One of the renowned Beat writer’s most formally inventive books, Mexico City Blues is Jack Kerouac’s essential work of lyric verse, now reissued following his centenary celebration.
Written between 1954 and 1957, and published originally by Grove Press in 1959, Mexico City Blues is Kerouac’s most important verse work. It incorporates all the elements of his theory of spontaneous composition and his interest in Buddhism. Memories, fantasies, dreams, and surrealistic free association are lyrically combined in the loose format inspired by jazz and the blues. Written while Kerouac was living in Mexico City, and with references to William S. Burroughs, Gregory Corso, and Bill Garver, this exciting book in Kerouac’s oeuvre is an original and moving epic of sound, rhythm, and religion.
“A great masterpiece, a singing religious poem.” — Michael McClure
“A series of improvisations, notes, a shorthand of perceptions and memories, having in large part the same kind of word-play and rhythmic invention to be found in his prose.” — Robert Creeley, Poetry

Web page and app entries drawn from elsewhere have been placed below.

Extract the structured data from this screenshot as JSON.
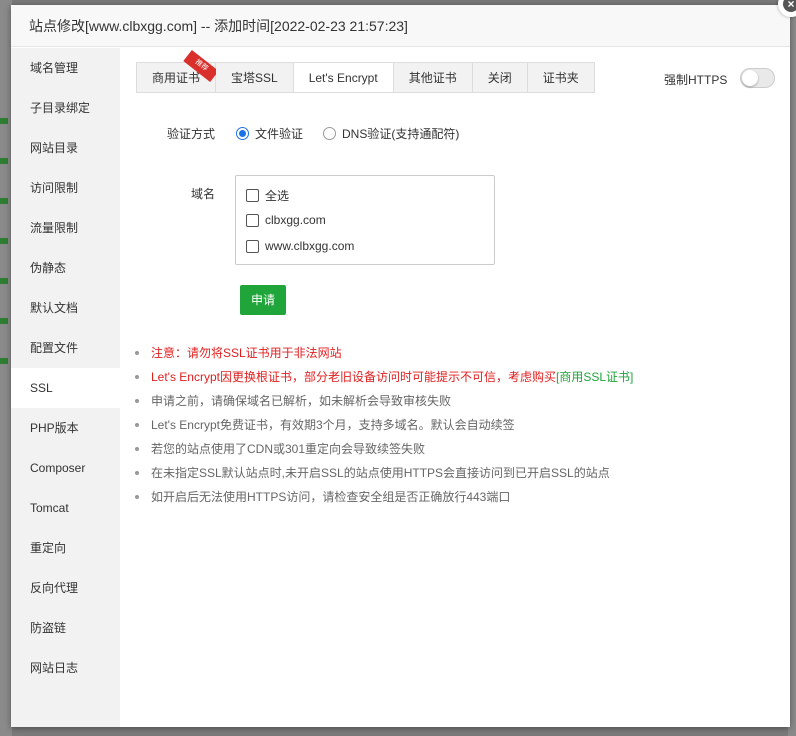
{
  "dialog": {
    "title": "站点修改[www.clbxgg.com] -- 添加时间[2022-02-23 21:57:23]",
    "close_label": "×"
  },
  "sidebar": {
    "items": [
      {
        "label": "域名管理"
      },
      {
        "label": "子目录绑定"
      },
      {
        "label": "网站目录"
      },
      {
        "label": "访问限制"
      },
      {
        "label": "流量限制"
      },
      {
        "label": "伪静态"
      },
      {
        "label": "默认文档"
      },
      {
        "label": "配置文件"
      },
      {
        "label": "SSL",
        "active": true
      },
      {
        "label": "PHP版本"
      },
      {
        "label": "Composer"
      },
      {
        "label": "Tomcat"
      },
      {
        "label": "重定向"
      },
      {
        "label": "反向代理"
      },
      {
        "label": "防盗链"
      },
      {
        "label": "网站日志"
      }
    ]
  },
  "tabs": [
    {
      "label": "商用证书",
      "badge": "推荐"
    },
    {
      "label": "宝塔SSL"
    },
    {
      "label": "Let's Encrypt",
      "active": true
    },
    {
      "label": "其他证书"
    },
    {
      "label": "关闭"
    },
    {
      "label": "证书夹"
    }
  ],
  "force_https": {
    "label": "强制HTTPS",
    "enabled": false
  },
  "verify": {
    "label": "验证方式",
    "options": [
      {
        "label": "文件验证",
        "selected": true
      },
      {
        "label": "DNS验证(支持通配符)",
        "selected": false
      }
    ]
  },
  "domains": {
    "label": "域名",
    "items": [
      {
        "label": "全选",
        "checked": false
      },
      {
        "label": "clbxgg.com",
        "checked": false
      },
      {
        "label": "www.clbxgg.com",
        "checked": false
      }
    ]
  },
  "apply_label": "申请",
  "notes": {
    "n1": "注意：请勿将SSL证书用于非法网站",
    "n2_prefix": "Let's Encrypt因更换根证书，部分老旧设备访问时可能提示不可信，考虑购买",
    "n2_link": "[商用SSL证书]",
    "n3": "申请之前，请确保域名已解析，如未解析会导致审核失败",
    "n4": "Let's Encrypt免费证书，有效期3个月，支持多域名。默认会自动续签",
    "n5": "若您的站点使用了CDN或301重定向会导致续签失败",
    "n6": "在未指定SSL默认站点时,未开启SSL的站点使用HTTPS会直接访问到已开启SSL的站点",
    "n7": "如开启后无法使用HTTPS访问，请检查安全组是否正确放行443端口"
  },
  "colors": {
    "accent": "#20a53a",
    "warning": "#e02020",
    "radio": "#1a73e8"
  }
}
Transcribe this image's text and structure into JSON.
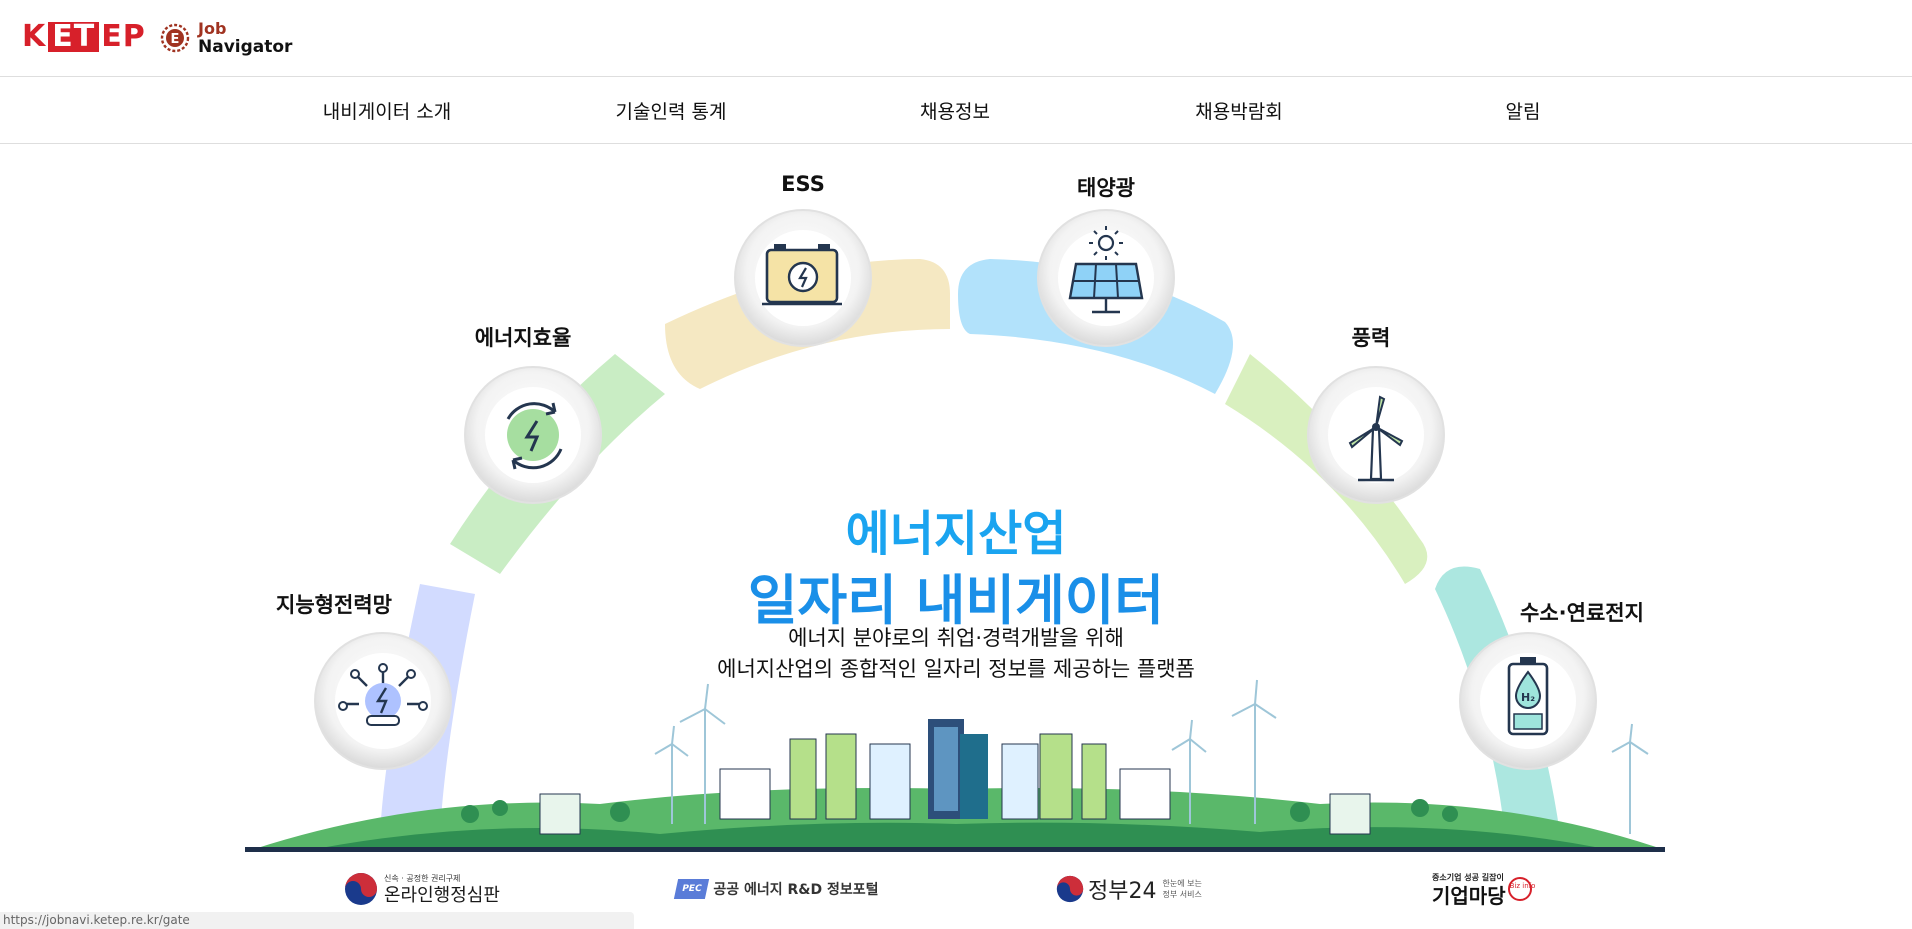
{
  "header": {
    "ketep_logo": "KETEP",
    "jobnav_logo": {
      "line1": "Job",
      "line2": "Navigator"
    }
  },
  "nav": {
    "items": [
      "내비게이터 소개",
      "기술인력 통계",
      "채용정보",
      "채용박람회",
      "알림"
    ]
  },
  "hero": {
    "categories": [
      "지능형전력망",
      "에너지효율",
      "ESS",
      "태양광",
      "풍력",
      "수소·연료전지"
    ],
    "title_line1": "에너지산업",
    "title_line2": "일자리 내비게이터",
    "subtitle_line1": "에너지 분야로의 취업·경력개발을 위해",
    "subtitle_line2": "에너지산업의 종합적인 일자리 정보를 제공하는 플랫폼"
  },
  "footer": {
    "logos": [
      {
        "small": "신속 · 공정한 권리구제",
        "main": "온라인행정심판"
      },
      {
        "badge": "PEC",
        "main": "공공 에너지 R&D 정보포털"
      },
      {
        "main": "정부24",
        "small1": "한눈에 보는",
        "small2": "정부 서비스"
      },
      {
        "small": "중소기업 성공 길잡이",
        "main": "기업마당",
        "badge": "Biz info"
      }
    ]
  },
  "status_url": "https://jobnavi.ketep.re.kr/gate",
  "colors": {
    "brand_red": "#d7202a",
    "title_blue": "#1aa4f0",
    "arc_smartgrid": "#cfd8ff",
    "arc_efficiency": "#c6ecc1",
    "arc_ess": "#f4e7bf",
    "arc_solar": "#aee0fb",
    "arc_wind": "#d7efbb",
    "arc_hydrogen": "#a9e6df"
  },
  "icons": [
    "ketep-logo",
    "navigator-compass-icon",
    "smart-grid-icon",
    "energy-efficiency-icon",
    "ess-battery-icon",
    "solar-panel-icon",
    "wind-turbine-icon",
    "hydrogen-fuel-cell-icon",
    "city-illustration"
  ]
}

“What seems to me to emerge at the end is a voice of remarkable kindness and gentleness, an engaging and modest good humor and a quite genuine spiritual simplicity.”—Anthony Hecht,Hudson Review